WHAT TO WORK ON:
Every line containing the word "JSON" is to be copied from the data below.

EXERCISE INPUTS:
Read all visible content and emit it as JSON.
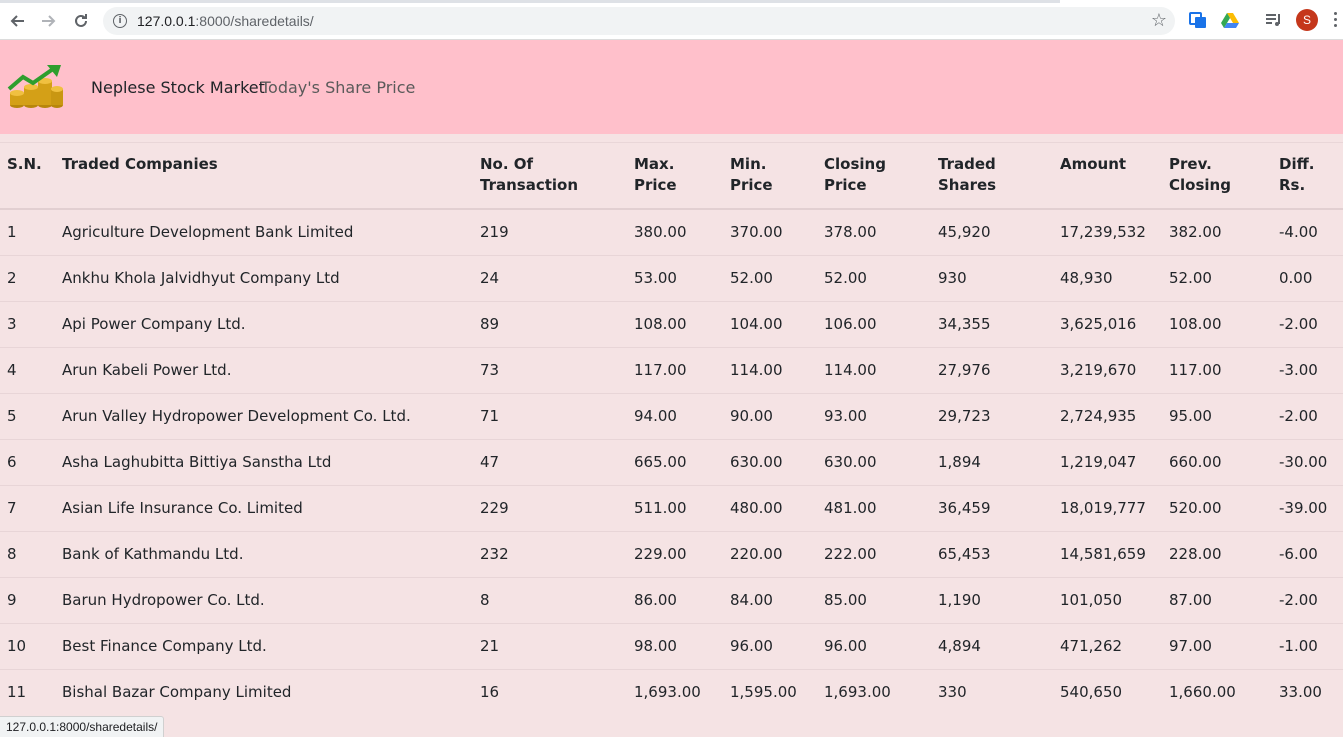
{
  "browser": {
    "url_host": "127.0.0.1",
    "url_path": ":8000/sharedetails/",
    "avatar_letter": "S",
    "status_url": "127.0.0.1:8000/sharedetails/"
  },
  "header": {
    "brand": "Neplese Stock Market",
    "nav_link": "Today's Share Price",
    "background": "#ffc0cb"
  },
  "table": {
    "columns": [
      {
        "line1": "S.N.",
        "line2": ""
      },
      {
        "line1": "Traded Companies",
        "line2": ""
      },
      {
        "line1": "No. Of",
        "line2": "Transaction"
      },
      {
        "line1": "Max.",
        "line2": "Price"
      },
      {
        "line1": "Min.",
        "line2": "Price"
      },
      {
        "line1": "Closing",
        "line2": "Price"
      },
      {
        "line1": "Traded",
        "line2": "Shares"
      },
      {
        "line1": "Amount",
        "line2": ""
      },
      {
        "line1": "Prev.",
        "line2": "Closing"
      },
      {
        "line1": "Diff.",
        "line2": "Rs."
      }
    ],
    "rows": [
      [
        "1",
        "Agriculture Development Bank Limited",
        "219",
        "380.00",
        "370.00",
        "378.00",
        "45,920",
        "17,239,532",
        "382.00",
        "-4.00"
      ],
      [
        "2",
        "Ankhu Khola Jalvidhyut Company Ltd",
        "24",
        "53.00",
        "52.00",
        "52.00",
        "930",
        "48,930",
        "52.00",
        "0.00"
      ],
      [
        "3",
        "Api Power Company Ltd.",
        "89",
        "108.00",
        "104.00",
        "106.00",
        "34,355",
        "3,625,016",
        "108.00",
        "-2.00"
      ],
      [
        "4",
        "Arun Kabeli Power Ltd.",
        "73",
        "117.00",
        "114.00",
        "114.00",
        "27,976",
        "3,219,670",
        "117.00",
        "-3.00"
      ],
      [
        "5",
        "Arun Valley Hydropower Development Co. Ltd.",
        "71",
        "94.00",
        "90.00",
        "93.00",
        "29,723",
        "2,724,935",
        "95.00",
        "-2.00"
      ],
      [
        "6",
        "Asha Laghubitta Bittiya Sanstha Ltd",
        "47",
        "665.00",
        "630.00",
        "630.00",
        "1,894",
        "1,219,047",
        "660.00",
        "-30.00"
      ],
      [
        "7",
        "Asian Life Insurance Co. Limited",
        "229",
        "511.00",
        "480.00",
        "481.00",
        "36,459",
        "18,019,777",
        "520.00",
        "-39.00"
      ],
      [
        "8",
        "Bank of Kathmandu Ltd.",
        "232",
        "229.00",
        "220.00",
        "222.00",
        "65,453",
        "14,581,659",
        "228.00",
        "-6.00"
      ],
      [
        "9",
        "Barun Hydropower Co. Ltd.",
        "8",
        "86.00",
        "84.00",
        "85.00",
        "1,190",
        "101,050",
        "87.00",
        "-2.00"
      ],
      [
        "10",
        "Best Finance Company Ltd.",
        "21",
        "98.00",
        "96.00",
        "96.00",
        "4,894",
        "471,262",
        "97.00",
        "-1.00"
      ],
      [
        "11",
        "Bishal Bazar Company Limited",
        "16",
        "1,693.00",
        "1,595.00",
        "1,693.00",
        "330",
        "540,650",
        "1,660.00",
        "33.00"
      ]
    ]
  }
}
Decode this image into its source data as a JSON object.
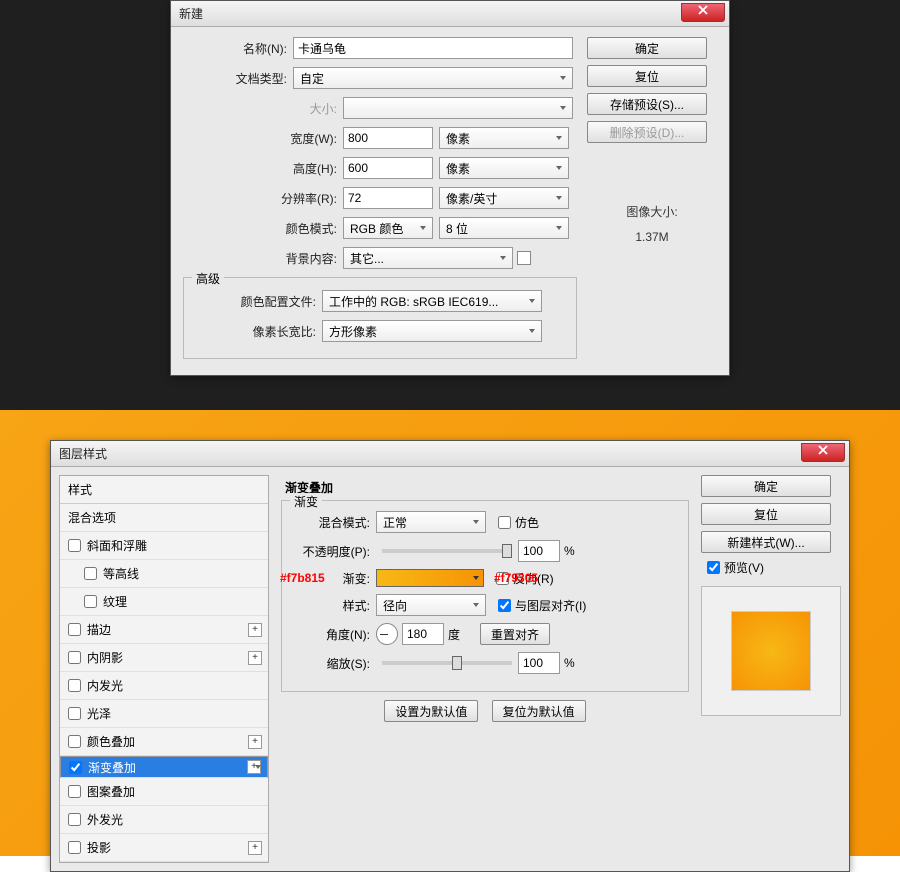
{
  "dialog1": {
    "title": "新建",
    "rows": {
      "name_label": "名称(N):",
      "name_value": "卡通乌龟",
      "doctype_label": "文档类型:",
      "doctype_value": "自定",
      "size_label": "大小:",
      "size_value": "",
      "width_label": "宽度(W):",
      "width_value": "800",
      "width_unit": "像素",
      "height_label": "高度(H):",
      "height_value": "600",
      "height_unit": "像素",
      "res_label": "分辨率(R):",
      "res_value": "72",
      "res_unit": "像素/英寸",
      "mode_label": "颜色模式:",
      "mode_value": "RGB 颜色",
      "mode_bits": "8 位",
      "bg_label": "背景内容:",
      "bg_value": "其它...",
      "advanced_label": "高级",
      "profile_label": "颜色配置文件:",
      "profile_value": "工作中的 RGB: sRGB IEC619...",
      "aspect_label": "像素长宽比:",
      "aspect_value": "方形像素"
    },
    "buttons": {
      "ok": "确定",
      "reset": "复位",
      "savepreset": "存储预设(S)...",
      "deletepreset": "删除预设(D)..."
    },
    "imagesize_label": "图像大小:",
    "imagesize_value": "1.37M"
  },
  "dialog2": {
    "title": "图层样式",
    "left": {
      "header": "样式",
      "blend": "混合选项",
      "bevel": "斜面和浮雕",
      "contour": "等高线",
      "texture": "纹理",
      "stroke": "描边",
      "innershadow": "内阴影",
      "innerglow": "内发光",
      "satin": "光泽",
      "coloroverlay": "颜色叠加",
      "gradientoverlay": "渐变叠加",
      "patternoverlay": "图案叠加",
      "outerglow": "外发光",
      "dropshadow": "投影",
      "plus": "+"
    },
    "mid": {
      "section": "渐变叠加",
      "subsection": "渐变",
      "blendmode_label": "混合模式:",
      "blendmode_value": "正常",
      "dither_label": "仿色",
      "opacity_label": "不透明度(P):",
      "opacity_value": "100",
      "percent": "%",
      "gradient_label": "渐变:",
      "reverse_label": "反向(R)",
      "style_label": "样式:",
      "style_value": "径向",
      "align_label": "与图层对齐(I)",
      "angle_label": "角度(N):",
      "angle_value": "180",
      "degree": "度",
      "resetalign": "重置对齐",
      "scale_label": "缩放(S):",
      "scale_value": "100",
      "setdefault": "设置为默认值",
      "resetdefault": "复位为默认值",
      "color1": "#f7b815",
      "color2": "#f79305"
    },
    "right": {
      "ok": "确定",
      "reset": "复位",
      "newstyle": "新建样式(W)...",
      "preview_label": "预览(V)"
    }
  }
}
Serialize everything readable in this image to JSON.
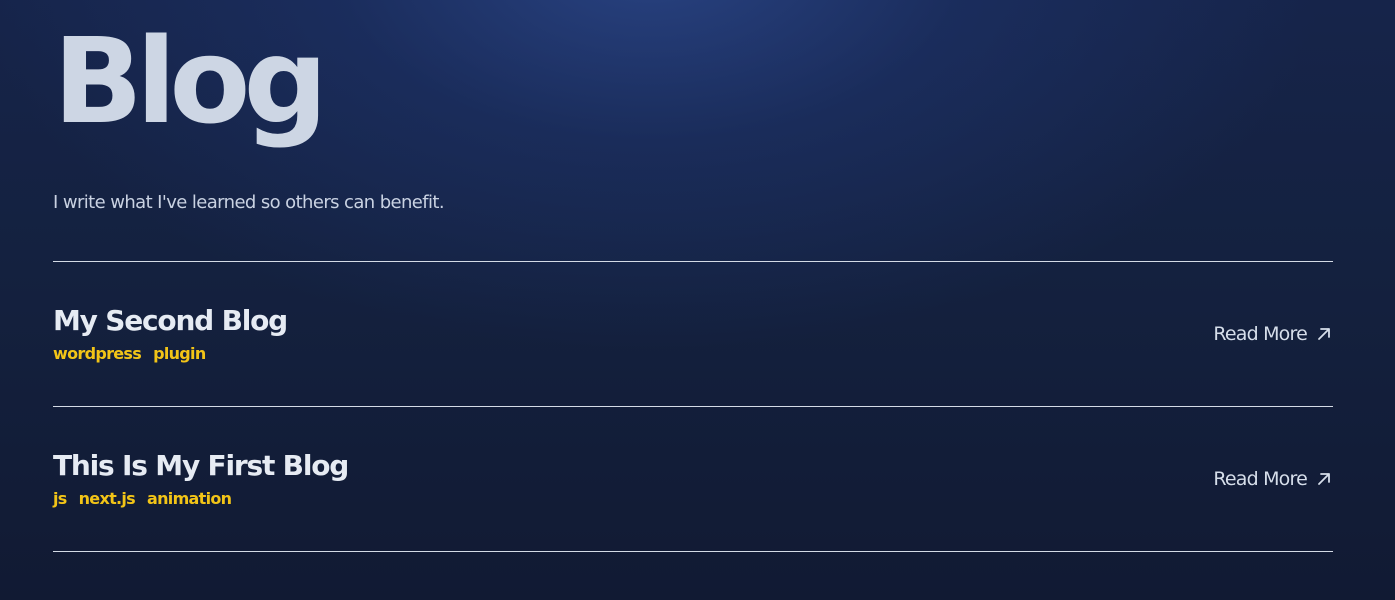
{
  "header": {
    "title": "Blog",
    "subtitle": "I write what I've learned so others can benefit."
  },
  "posts": [
    {
      "title": "My Second Blog",
      "tags": [
        "wordpress",
        "plugin"
      ],
      "read_more_label": "Read More",
      "icon": "arrow-up-right-icon"
    },
    {
      "title": "This Is My First Blog",
      "tags": [
        "js",
        "next.js",
        "animation"
      ],
      "read_more_label": "Read More",
      "icon": "arrow-up-right-icon"
    }
  ],
  "colors": {
    "background": "#14213f",
    "title_text": "#cdd6e4",
    "tag_text": "#f2c417",
    "divider": "#d4dbe6"
  }
}
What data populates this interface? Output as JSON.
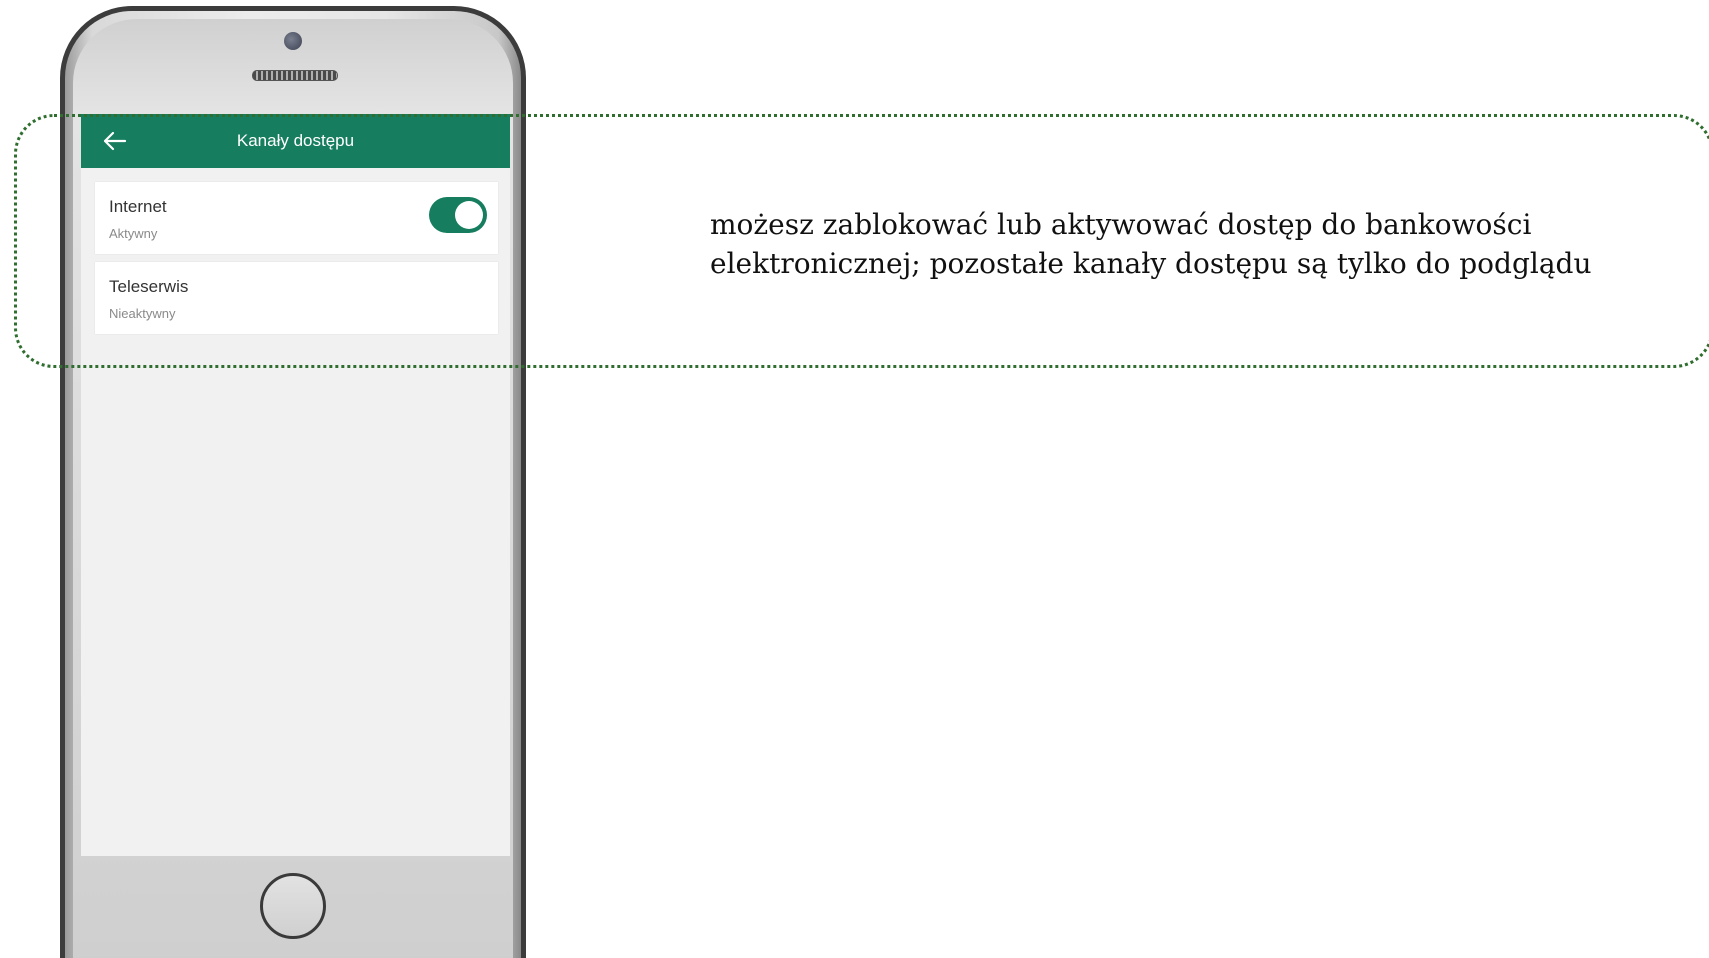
{
  "app_bar": {
    "title": "Kanały dostępu",
    "back_icon": "arrow-left-icon",
    "color": "#167e5f"
  },
  "channels": [
    {
      "name": "Internet",
      "status": "Aktywny",
      "toggle": "on"
    },
    {
      "name": "Teleserwis",
      "status": "Nieaktywny"
    }
  ],
  "annotation": {
    "text": "możesz zablokować lub aktywować dostęp do bankowości elektronicznej; pozostałe kanały dostępu są tylko do podglądu"
  }
}
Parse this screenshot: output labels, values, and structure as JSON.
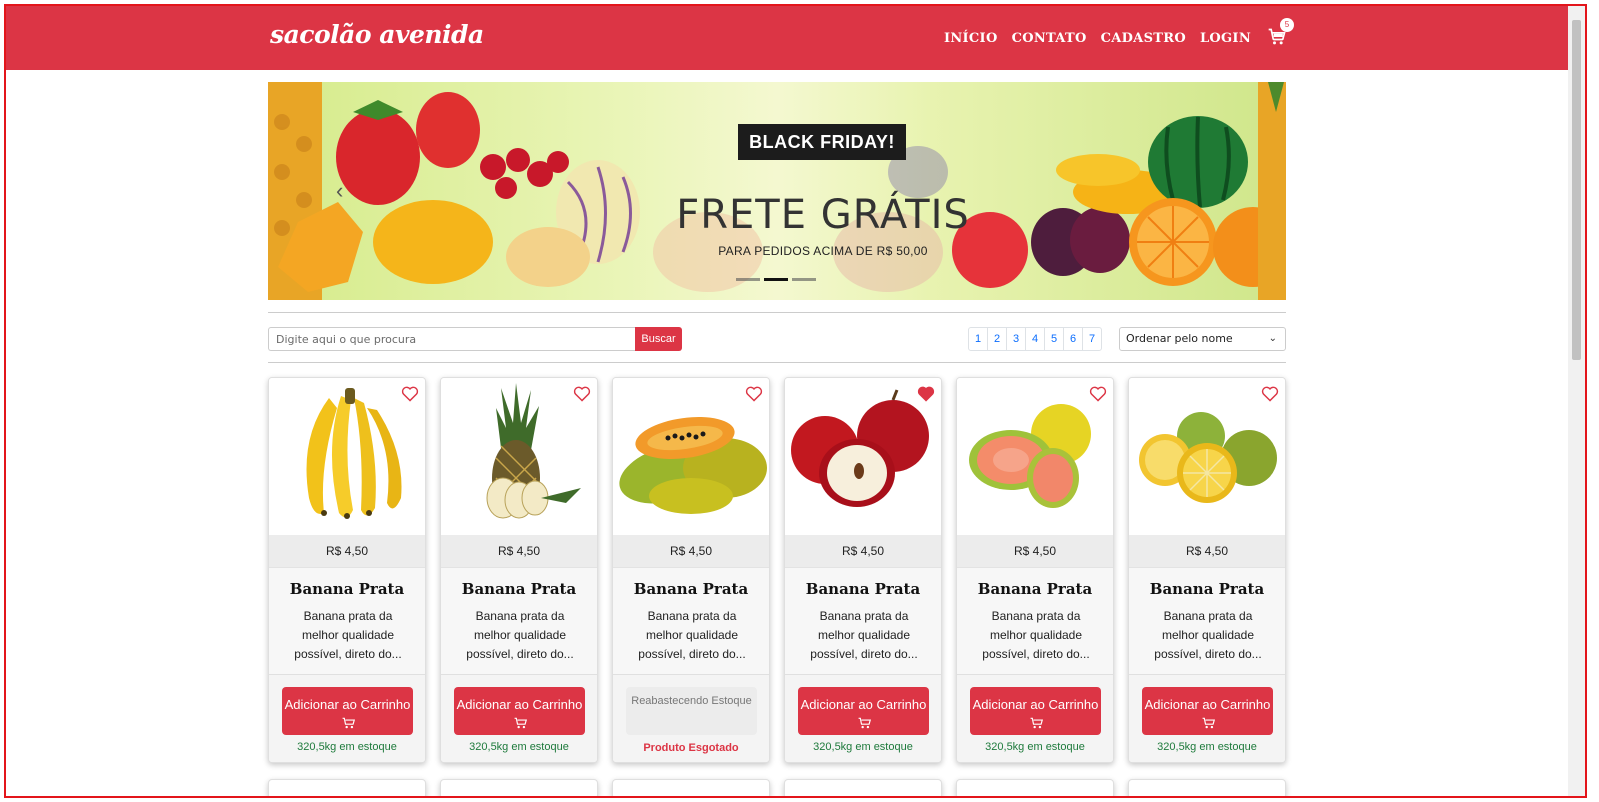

EXERCISE RESPONSE:
Read all visible content and emit it as JSON.
Decode this image into its source data as a JSON object.
Serialize everything readable in this image to JSON.
What data populates this interface? Output as JSON.
Parse this screenshot: output labels, values, and structure as JSON.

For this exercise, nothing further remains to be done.